- _TASK ITEM_: Output each record below exactly as it stands, leaving out the pictures.

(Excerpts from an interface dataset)
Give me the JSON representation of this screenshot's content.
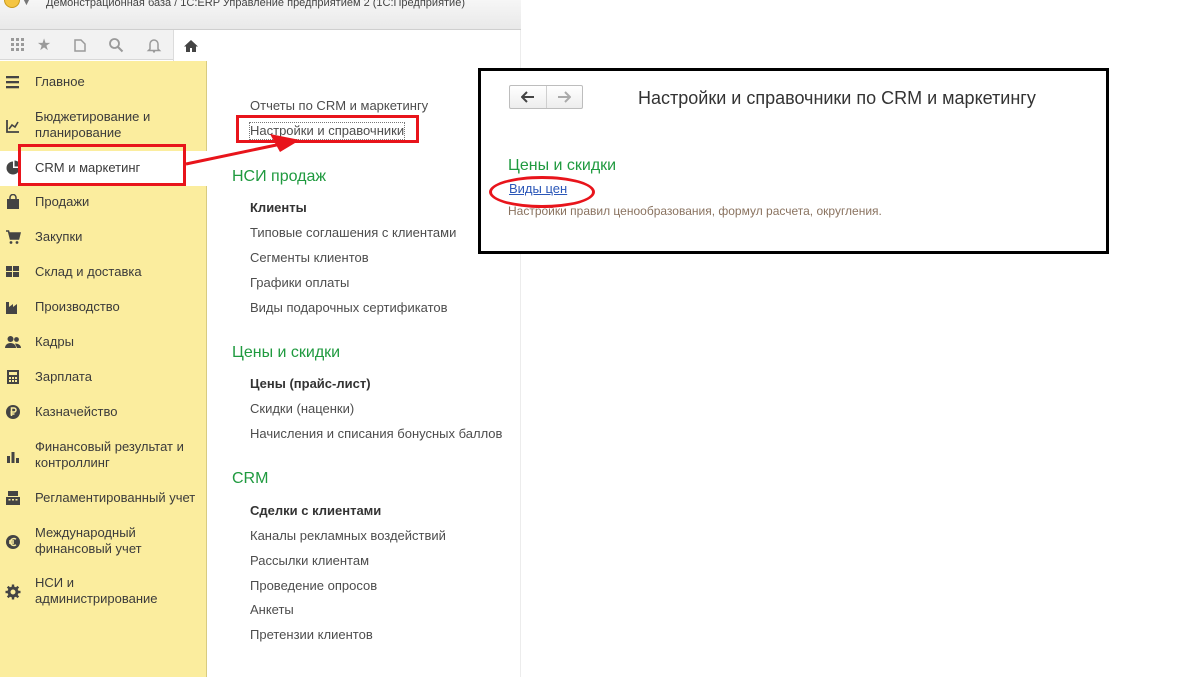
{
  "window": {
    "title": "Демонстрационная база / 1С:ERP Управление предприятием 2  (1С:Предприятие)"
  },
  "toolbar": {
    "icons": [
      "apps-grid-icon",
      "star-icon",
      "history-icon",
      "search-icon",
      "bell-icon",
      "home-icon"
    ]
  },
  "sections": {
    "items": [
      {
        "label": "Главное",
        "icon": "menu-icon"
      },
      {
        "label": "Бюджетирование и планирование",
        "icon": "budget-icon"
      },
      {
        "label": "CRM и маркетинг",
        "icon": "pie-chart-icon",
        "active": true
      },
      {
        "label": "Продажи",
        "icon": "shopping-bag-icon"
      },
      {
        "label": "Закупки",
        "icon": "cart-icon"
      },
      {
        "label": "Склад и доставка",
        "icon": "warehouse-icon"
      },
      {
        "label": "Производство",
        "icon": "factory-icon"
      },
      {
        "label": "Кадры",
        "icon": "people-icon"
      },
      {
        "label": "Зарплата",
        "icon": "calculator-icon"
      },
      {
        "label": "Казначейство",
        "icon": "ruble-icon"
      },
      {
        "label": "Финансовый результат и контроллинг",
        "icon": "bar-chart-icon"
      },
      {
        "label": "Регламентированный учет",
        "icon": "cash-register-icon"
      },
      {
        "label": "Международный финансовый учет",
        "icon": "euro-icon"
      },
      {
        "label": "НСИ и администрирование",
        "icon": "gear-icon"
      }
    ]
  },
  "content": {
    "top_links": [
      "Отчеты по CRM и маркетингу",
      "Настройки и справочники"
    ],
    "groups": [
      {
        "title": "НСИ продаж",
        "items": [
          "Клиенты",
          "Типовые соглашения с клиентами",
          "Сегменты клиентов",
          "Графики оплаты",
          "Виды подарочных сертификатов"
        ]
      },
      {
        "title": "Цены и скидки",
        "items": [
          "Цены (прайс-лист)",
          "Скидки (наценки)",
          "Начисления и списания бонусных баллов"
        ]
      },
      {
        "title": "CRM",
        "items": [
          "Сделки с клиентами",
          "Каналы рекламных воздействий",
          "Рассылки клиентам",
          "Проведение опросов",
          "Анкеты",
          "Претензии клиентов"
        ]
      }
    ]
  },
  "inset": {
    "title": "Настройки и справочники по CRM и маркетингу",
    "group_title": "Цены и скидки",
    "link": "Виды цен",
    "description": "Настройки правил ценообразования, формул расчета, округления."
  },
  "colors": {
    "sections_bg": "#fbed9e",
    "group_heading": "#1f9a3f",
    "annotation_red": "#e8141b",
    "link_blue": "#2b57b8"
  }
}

- _SOLVED EXERCISE_:
Give me the JSON representation of this screenshot's content.
{
  "window": {
    "title": "Демонстрационная база / 1С:ERP Управление предприятием 2  (1С:Предприятие)"
  },
  "toolbar": {
    "icons": [
      "apps-grid-icon",
      "star-icon",
      "history-icon",
      "search-icon",
      "bell-icon",
      "home-icon"
    ]
  },
  "sections": {
    "items": [
      {
        "label": "Главное",
        "icon": "menu-icon"
      },
      {
        "label": "Бюджетирование и планирование",
        "icon": "budget-icon"
      },
      {
        "label": "CRM и маркетинг",
        "icon": "pie-chart-icon",
        "active": true
      },
      {
        "label": "Продажи",
        "icon": "shopping-bag-icon"
      },
      {
        "label": "Закупки",
        "icon": "cart-icon"
      },
      {
        "label": "Склад и доставка",
        "icon": "warehouse-icon"
      },
      {
        "label": "Производство",
        "icon": "factory-icon"
      },
      {
        "label": "Кадры",
        "icon": "people-icon"
      },
      {
        "label": "Зарплата",
        "icon": "calculator-icon"
      },
      {
        "label": "Казначейство",
        "icon": "ruble-icon"
      },
      {
        "label": "Финансовый результат и контроллинг",
        "icon": "bar-chart-icon"
      },
      {
        "label": "Регламентированный учет",
        "icon": "cash-register-icon"
      },
      {
        "label": "Международный финансовый учет",
        "icon": "euro-icon"
      },
      {
        "label": "НСИ и администрирование",
        "icon": "gear-icon"
      }
    ]
  },
  "content": {
    "top_links": [
      "Отчеты по CRM и маркетингу",
      "Настройки и справочники"
    ],
    "groups": [
      {
        "title": "НСИ продаж",
        "items": [
          "Клиенты",
          "Типовые соглашения с клиентами",
          "Сегменты клиентов",
          "Графики оплаты",
          "Виды подарочных сертификатов"
        ]
      },
      {
        "title": "Цены и скидки",
        "items": [
          "Цены (прайс-лист)",
          "Скидки (наценки)",
          "Начисления и списания бонусных баллов"
        ]
      },
      {
        "title": "CRM",
        "items": [
          "Сделки с клиентами",
          "Каналы рекламных воздействий",
          "Рассылки клиентам",
          "Проведение опросов",
          "Анкеты",
          "Претензии клиентов"
        ]
      }
    ]
  },
  "inset": {
    "title": "Настройки и справочники по CRM и маркетингу",
    "group_title": "Цены и скидки",
    "link": "Виды цен",
    "description": "Настройки правил ценообразования, формул расчета, округления."
  },
  "colors": {
    "sections_bg": "#fbed9e",
    "group_heading": "#1f9a3f",
    "annotation_red": "#e8141b",
    "link_blue": "#2b57b8"
  }
}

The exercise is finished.